Tips on reading and writing with glaucoma
Glaucoma is one of the leading causes of sight loss in the UK. It is a group of eye conditions characterised by increased pressure within the eye, which causes vision loss by damaging the optic nerve. As vision deteriorates, these everyday activities can become more challenging and daunting. Even daily tasks like reading and writing become difficult. However, with the right strategies and adaptations, individuals with glaucoma can continue to enjoy the pleasures of reading and writing. This article explores tips and tools for maintaining a fulfilling reading and writing experience while living with glaucoma.
Understanding Glaucoma: A Brief Overview
Before delving into strategies, it's important to understand the nature of glaucoma. This condition affects the optic nerve, which is responsible for transmitting visual information from the eye to the brain. As glaucoma progresses, peripheral vision gradually deteriorates, potentially leading to tunnel vision or even blindness if left untreated.
For those living with glaucoma, it’s essential to monitor your condition regularly. It’s clinically advised that patients should be monitored at least once every 12 months by a consultant ophthalmologist to review the condition and provide treatment advice. Through regular monitoring, patients increase the chance of retaining their sight.
Reading and writing with Glaucoma
Reading and writing are an essential part of everyday life that we do everyday, when your eyesight begins to deteriorate, reading and writing are two skills that many people have difficulty with because they rely on it so much. But with help from aids and technology, you can continue to independently read and write.
Reading with Glaucoma
Utilise Large Print Material
Large print books, magazines, and newspapers can make reading more accessible. Many libraries offer a collection of large print materials, and e-readers often allow users to adjust font size for digital books.
Audiobooks are a fantastic alternative to traditional reading and are becoming more and more popular. They enable individuals with glaucoma to enjoy a wide range of literature through spoken words. Audible and other audiobook services offer extensive libraries of titles.
Modern technology has made reading more accessible. Screen readers and text-to-speech software can read aloud digital text, including websites, documents, and emails. Popular options include JAWS, NVDA, and VoiceOver (for Apple devices).
The right lighting can make a real difference to reading. Having specific lamps to hand can help people with glaucoma to see more clearly. We find that gooseneck floor lamps, swing arm desk lamps and magnifying desk lamps are recommended for their brightness, easy adjustability and lightweight design.
Using reading aids can really help those with glaucoma to enlarge text and focus better. Reading aids such as hand held magnifiers, screen magnifiers, spectacle magnifiers or reading stands can help reduce eye strain.

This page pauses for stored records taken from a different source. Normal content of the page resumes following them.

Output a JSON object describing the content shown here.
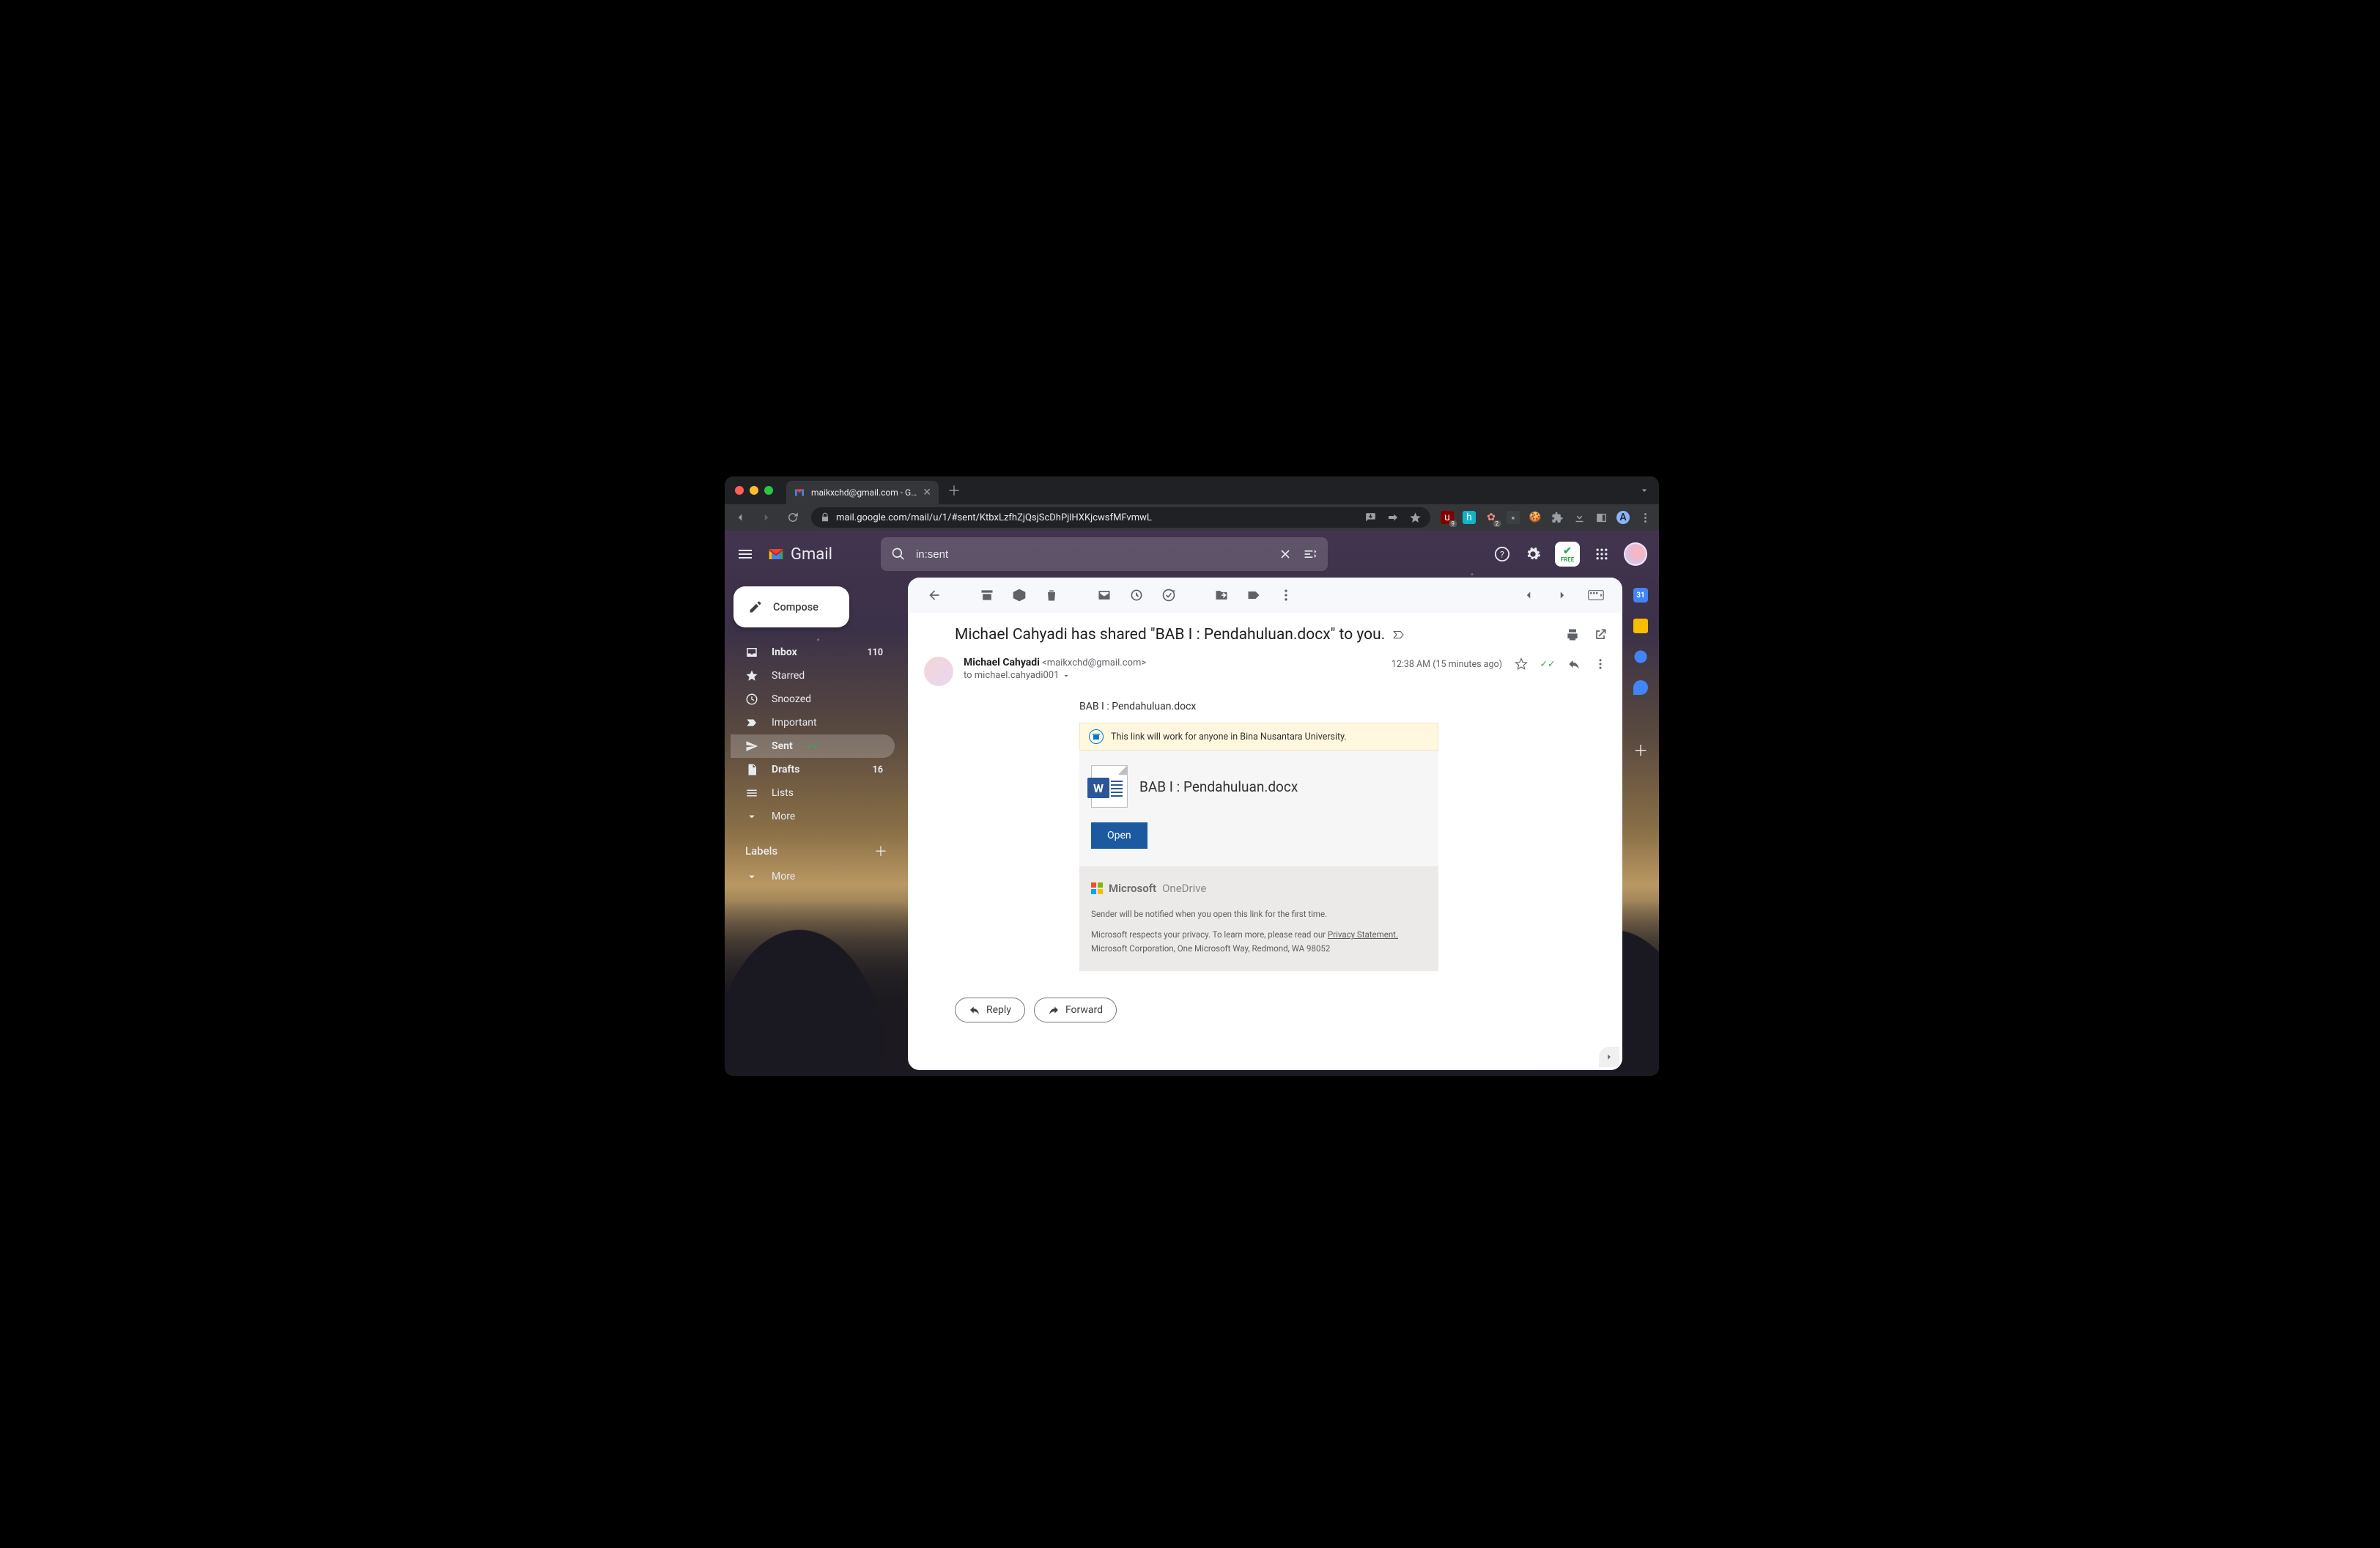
{
  "browser": {
    "tab_title": "maikxchd@gmail.com - G…",
    "url": "mail.google.com/mail/u/1/#sent/KtbxLzfhZjQsjScDhPjlHXKjcwsfMFvmwL",
    "avatar_initial": "A",
    "ext_badges": {
      "ublock": "9",
      "other": "2"
    }
  },
  "header": {
    "product": "Gmail",
    "search_value": "in:sent",
    "free_label": "FREE"
  },
  "sidebar": {
    "compose": "Compose",
    "items": [
      {
        "label": "Inbox",
        "count": "110",
        "bold": true
      },
      {
        "label": "Starred",
        "count": ""
      },
      {
        "label": "Snoozed",
        "count": ""
      },
      {
        "label": "Important",
        "count": ""
      },
      {
        "label": "Sent",
        "count": "",
        "active": true
      },
      {
        "label": "Drafts",
        "count": "16",
        "bold": true
      },
      {
        "label": "Lists",
        "count": ""
      },
      {
        "label": "More",
        "count": ""
      }
    ],
    "labels_header": "Labels",
    "labels_more": "More"
  },
  "message": {
    "subject": "Michael Cahyadi has shared \"BAB I : Pendahuluan.docx\" to you.",
    "sender_name": "Michael Cahyadi",
    "sender_email": "<maikxchd@gmail.com>",
    "to_line": "to michael.cahyadi001",
    "timestamp": "12:38 AM (15 minutes ago)"
  },
  "body": {
    "filename_top": "BAB I : Pendahuluan.docx",
    "banner_text": "This link will work for anyone in Bina Nusantara University.",
    "file_name": "BAB I : Pendahuluan.docx",
    "open_label": "Open",
    "ms_brand": "Microsoft",
    "od_brand": "OneDrive",
    "notify_text": "Sender will be notified when you open this link for the first time.",
    "privacy_pre": "Microsoft respects your privacy. To learn more, please read our ",
    "privacy_link": "Privacy Statement.",
    "corp_line": "Microsoft Corporation, One Microsoft Way, Redmond, WA 98052"
  },
  "actions": {
    "reply": "Reply",
    "forward": "Forward"
  }
}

Writing with Glaucoma
Writing can be a more straightforward task with speech-to-text software. Tools like VoiceTyper and Google's Voice Typing allow users to dictate text, emails, or documents, which the software then transcribes.

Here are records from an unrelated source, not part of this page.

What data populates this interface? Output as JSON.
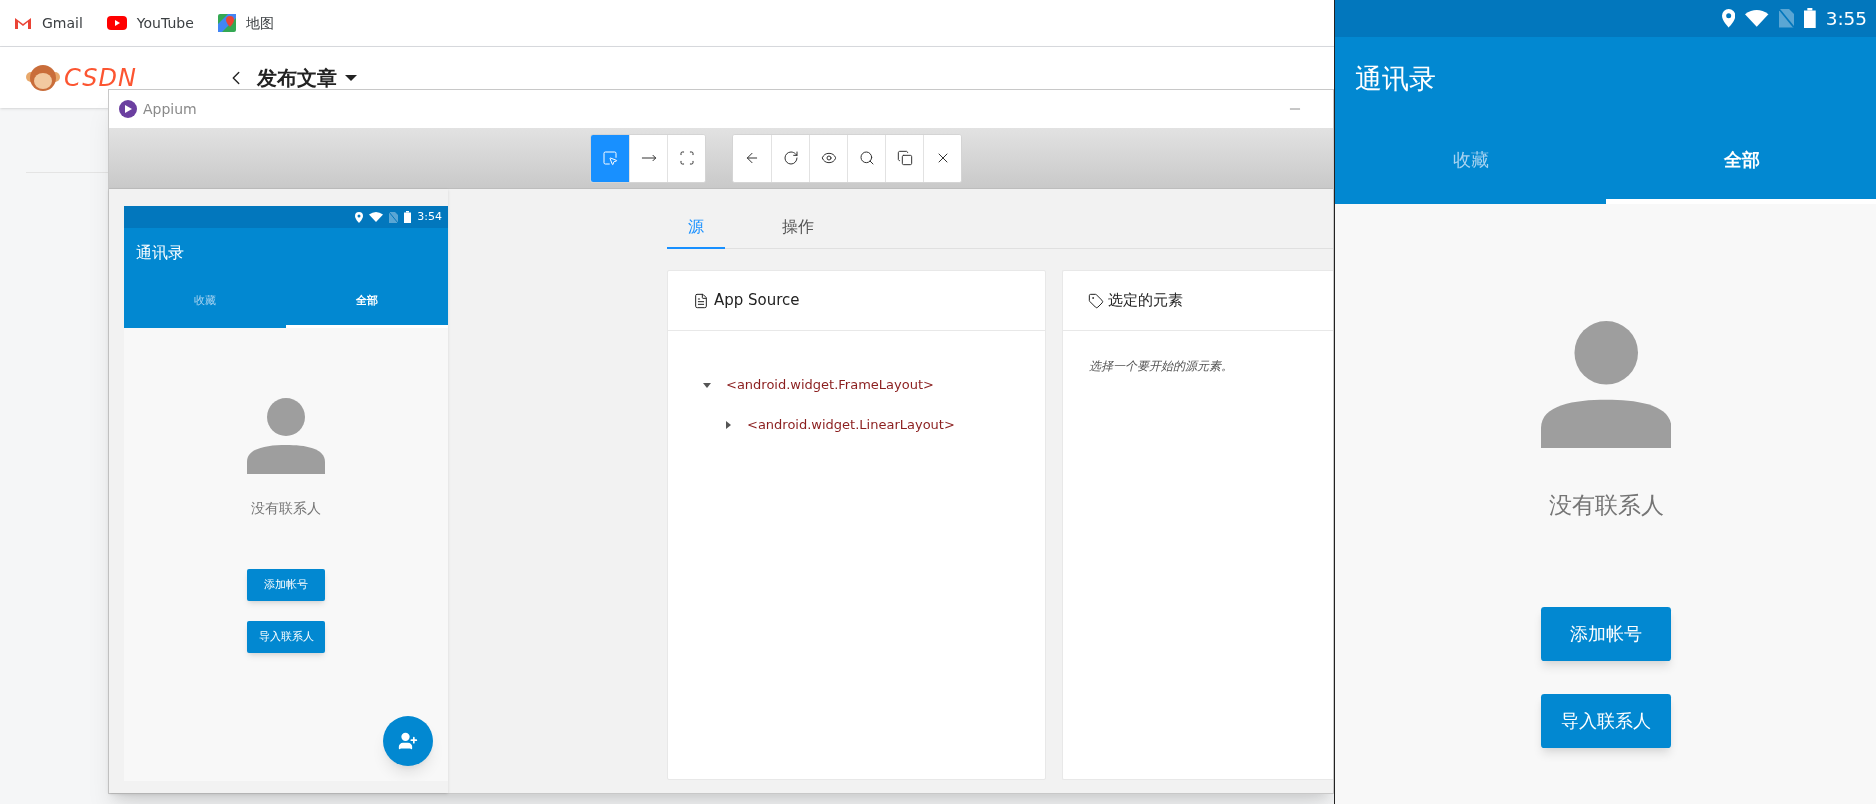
{
  "browser": {
    "bookmarks": [
      {
        "kind": "gmail",
        "label": "Gmail"
      },
      {
        "kind": "youtube",
        "label": "YouTube"
      },
      {
        "kind": "maps",
        "label": "地图"
      }
    ],
    "site_logo": "CSDN",
    "page_title": "发布文章"
  },
  "appium": {
    "title": "Appium",
    "mode_buttons": [
      {
        "kind": "select",
        "selected": true
      },
      {
        "kind": "swipe",
        "selected": false
      },
      {
        "kind": "tap",
        "selected": false
      }
    ],
    "action_buttons": [
      {
        "kind": "back"
      },
      {
        "kind": "refresh"
      },
      {
        "kind": "eye"
      },
      {
        "kind": "search"
      },
      {
        "kind": "copy"
      },
      {
        "kind": "close"
      }
    ],
    "screenshot": {
      "time": "3:54",
      "title": "通讯录",
      "tabs": [
        {
          "label": "收藏",
          "selected": false
        },
        {
          "label": "全部",
          "selected": true
        }
      ],
      "empty_text": "没有联系人",
      "buttons": [
        "添加帐号",
        "导入联系人"
      ],
      "fab": true
    },
    "tabs": [
      {
        "label": "源",
        "selected": true
      },
      {
        "label": "操作",
        "selected": false
      }
    ],
    "source_panel": {
      "title": "App Source",
      "tree": [
        {
          "label": "<android.widget.FrameLayout>",
          "expanded": true,
          "children": [
            {
              "label": "<android.widget.LinearLayout>",
              "expanded": false
            }
          ]
        }
      ]
    },
    "selected_panel": {
      "title": "选定的元素",
      "hint": "选择一个要开始的源元素。"
    }
  },
  "device": {
    "time": "3:55",
    "title": "通讯录",
    "tabs": [
      {
        "label": "收藏",
        "selected": false
      },
      {
        "label": "全部",
        "selected": true
      }
    ],
    "empty_text": "没有联系人",
    "buttons": [
      "添加帐号",
      "导入联系人"
    ]
  }
}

Voice Notes and Dictation Apps
Smartphone apps, such as Apple's Voice Memos or Google's Keep Notes, can be used for recording thoughts, ideas, or reminders through voice notes or dictation.
Braille and Tactile Tools

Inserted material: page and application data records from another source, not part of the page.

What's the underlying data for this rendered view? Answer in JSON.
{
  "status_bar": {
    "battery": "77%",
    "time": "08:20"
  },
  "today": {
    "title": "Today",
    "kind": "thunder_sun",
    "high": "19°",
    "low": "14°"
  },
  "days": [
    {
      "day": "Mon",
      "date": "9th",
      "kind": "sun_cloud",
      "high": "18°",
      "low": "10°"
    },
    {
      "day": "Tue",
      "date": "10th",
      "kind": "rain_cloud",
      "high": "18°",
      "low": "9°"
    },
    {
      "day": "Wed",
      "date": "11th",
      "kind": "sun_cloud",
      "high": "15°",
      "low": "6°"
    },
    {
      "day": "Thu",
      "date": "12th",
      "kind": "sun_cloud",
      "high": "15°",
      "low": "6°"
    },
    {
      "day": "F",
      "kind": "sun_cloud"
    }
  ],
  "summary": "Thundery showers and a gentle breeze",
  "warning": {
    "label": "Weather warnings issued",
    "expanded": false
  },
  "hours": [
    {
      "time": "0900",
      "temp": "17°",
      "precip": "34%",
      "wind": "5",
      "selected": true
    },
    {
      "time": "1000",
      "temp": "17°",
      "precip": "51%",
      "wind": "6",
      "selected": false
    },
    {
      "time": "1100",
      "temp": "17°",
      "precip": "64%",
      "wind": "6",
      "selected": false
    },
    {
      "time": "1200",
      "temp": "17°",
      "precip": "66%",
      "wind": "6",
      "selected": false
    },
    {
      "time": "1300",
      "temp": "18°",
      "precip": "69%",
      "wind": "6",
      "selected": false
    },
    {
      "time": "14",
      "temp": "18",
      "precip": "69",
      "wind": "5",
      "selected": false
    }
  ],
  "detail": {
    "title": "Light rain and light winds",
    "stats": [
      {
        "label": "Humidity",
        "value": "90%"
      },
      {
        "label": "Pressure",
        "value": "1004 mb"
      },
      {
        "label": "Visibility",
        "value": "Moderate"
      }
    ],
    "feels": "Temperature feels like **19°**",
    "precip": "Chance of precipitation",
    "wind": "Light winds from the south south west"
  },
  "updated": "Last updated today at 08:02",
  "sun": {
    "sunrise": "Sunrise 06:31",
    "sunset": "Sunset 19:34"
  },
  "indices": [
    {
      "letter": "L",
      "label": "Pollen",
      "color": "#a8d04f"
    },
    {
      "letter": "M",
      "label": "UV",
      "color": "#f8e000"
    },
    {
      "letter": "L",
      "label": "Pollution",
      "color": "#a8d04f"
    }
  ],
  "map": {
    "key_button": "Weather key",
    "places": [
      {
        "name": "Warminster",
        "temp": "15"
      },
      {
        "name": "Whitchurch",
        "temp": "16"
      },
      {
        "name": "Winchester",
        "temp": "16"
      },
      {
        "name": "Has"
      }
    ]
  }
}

For those familiar with braille or interested in learning, there are braille embossers and displays available. These can be used for writing and reading braille texts.
In conclusion, living with glaucoma doesn't mean giving up the joys of reading and writing. By embracing adaptive technologies, making ergonomic adjustments, and seeking support when needed, individuals with glaucoma can continue to enjoy literature, express themselves through writing, and maintain a fulfilling and engaged life. It's essential to adapt and explore new tools and strategies to ensure that these activities remain accessible and enjoyable.
OcuPlan partner with over 100 consultant ophthalmologists and 500 optician stores all over the UK to provide the gold standard of care. From only £19.99 per month you can see a consultant ophthalmologist regularly without delay to review your condition. To learn more click here